Assignment: Scan the entries below. Return every line that includes "kick".

Provided records Block Start

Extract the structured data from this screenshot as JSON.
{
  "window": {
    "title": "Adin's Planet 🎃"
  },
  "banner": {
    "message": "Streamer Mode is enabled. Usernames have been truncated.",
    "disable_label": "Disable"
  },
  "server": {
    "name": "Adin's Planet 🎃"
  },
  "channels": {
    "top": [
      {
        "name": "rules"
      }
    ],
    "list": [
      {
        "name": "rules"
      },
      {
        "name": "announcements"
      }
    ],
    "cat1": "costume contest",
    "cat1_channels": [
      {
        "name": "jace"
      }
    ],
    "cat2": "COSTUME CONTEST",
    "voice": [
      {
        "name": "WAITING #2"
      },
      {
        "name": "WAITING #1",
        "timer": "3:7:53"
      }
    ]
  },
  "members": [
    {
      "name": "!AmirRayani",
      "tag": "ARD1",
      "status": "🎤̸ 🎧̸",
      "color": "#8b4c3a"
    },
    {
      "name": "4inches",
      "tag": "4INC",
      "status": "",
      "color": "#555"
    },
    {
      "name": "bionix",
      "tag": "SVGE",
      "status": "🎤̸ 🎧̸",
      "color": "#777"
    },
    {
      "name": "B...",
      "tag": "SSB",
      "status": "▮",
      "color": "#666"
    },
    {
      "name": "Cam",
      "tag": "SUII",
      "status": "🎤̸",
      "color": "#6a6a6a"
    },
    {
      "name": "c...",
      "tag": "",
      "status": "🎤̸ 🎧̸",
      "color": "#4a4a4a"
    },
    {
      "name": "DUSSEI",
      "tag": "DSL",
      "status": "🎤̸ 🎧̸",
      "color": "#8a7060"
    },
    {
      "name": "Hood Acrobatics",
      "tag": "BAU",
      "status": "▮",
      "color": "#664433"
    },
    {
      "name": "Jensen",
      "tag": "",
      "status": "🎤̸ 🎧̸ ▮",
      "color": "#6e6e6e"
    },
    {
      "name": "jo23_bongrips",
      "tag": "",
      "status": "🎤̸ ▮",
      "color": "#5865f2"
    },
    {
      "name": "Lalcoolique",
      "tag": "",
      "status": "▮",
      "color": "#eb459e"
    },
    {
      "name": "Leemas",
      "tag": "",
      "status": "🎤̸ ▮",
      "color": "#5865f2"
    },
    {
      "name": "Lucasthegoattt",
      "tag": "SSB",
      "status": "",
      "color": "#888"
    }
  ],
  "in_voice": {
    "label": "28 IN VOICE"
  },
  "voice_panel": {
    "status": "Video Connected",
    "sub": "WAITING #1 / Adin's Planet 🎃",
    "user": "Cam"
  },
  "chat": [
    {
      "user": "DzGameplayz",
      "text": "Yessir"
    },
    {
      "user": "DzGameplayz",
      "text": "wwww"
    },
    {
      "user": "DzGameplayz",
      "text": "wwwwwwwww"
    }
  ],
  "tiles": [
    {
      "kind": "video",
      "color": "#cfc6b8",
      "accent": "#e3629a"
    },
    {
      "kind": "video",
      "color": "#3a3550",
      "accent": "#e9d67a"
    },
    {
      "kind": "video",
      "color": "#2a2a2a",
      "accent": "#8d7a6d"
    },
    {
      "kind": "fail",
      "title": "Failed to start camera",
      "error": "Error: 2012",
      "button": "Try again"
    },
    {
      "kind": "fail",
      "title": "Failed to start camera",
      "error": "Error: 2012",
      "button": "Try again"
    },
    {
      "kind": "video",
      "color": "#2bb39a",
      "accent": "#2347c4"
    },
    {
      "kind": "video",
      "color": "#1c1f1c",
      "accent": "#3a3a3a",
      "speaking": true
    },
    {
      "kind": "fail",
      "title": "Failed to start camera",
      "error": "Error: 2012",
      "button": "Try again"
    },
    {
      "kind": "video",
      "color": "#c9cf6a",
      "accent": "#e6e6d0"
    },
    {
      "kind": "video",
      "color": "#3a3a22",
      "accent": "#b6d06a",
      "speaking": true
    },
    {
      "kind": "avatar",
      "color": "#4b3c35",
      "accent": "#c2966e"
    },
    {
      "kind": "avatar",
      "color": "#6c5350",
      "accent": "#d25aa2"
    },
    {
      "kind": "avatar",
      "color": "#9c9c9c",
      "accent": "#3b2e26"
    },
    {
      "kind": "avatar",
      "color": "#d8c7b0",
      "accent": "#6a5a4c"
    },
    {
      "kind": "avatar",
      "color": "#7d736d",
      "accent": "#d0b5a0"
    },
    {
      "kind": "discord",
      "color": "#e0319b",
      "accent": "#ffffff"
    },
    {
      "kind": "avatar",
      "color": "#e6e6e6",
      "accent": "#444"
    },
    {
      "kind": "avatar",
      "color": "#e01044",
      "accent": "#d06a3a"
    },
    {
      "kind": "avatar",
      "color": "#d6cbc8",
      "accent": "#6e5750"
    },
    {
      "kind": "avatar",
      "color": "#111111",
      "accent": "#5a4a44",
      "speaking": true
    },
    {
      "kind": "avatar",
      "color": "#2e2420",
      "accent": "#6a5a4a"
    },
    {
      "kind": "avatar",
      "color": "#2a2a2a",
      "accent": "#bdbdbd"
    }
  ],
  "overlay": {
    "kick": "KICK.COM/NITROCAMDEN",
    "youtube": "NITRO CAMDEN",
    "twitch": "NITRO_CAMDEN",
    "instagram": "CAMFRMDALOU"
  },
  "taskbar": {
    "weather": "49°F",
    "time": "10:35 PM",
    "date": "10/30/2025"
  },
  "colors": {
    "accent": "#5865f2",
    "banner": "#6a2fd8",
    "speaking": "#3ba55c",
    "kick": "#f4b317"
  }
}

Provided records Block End

Output for this exercise:
    "kick": "KICK.COM/NITROCAMDEN",
    "kick": "#f4b317"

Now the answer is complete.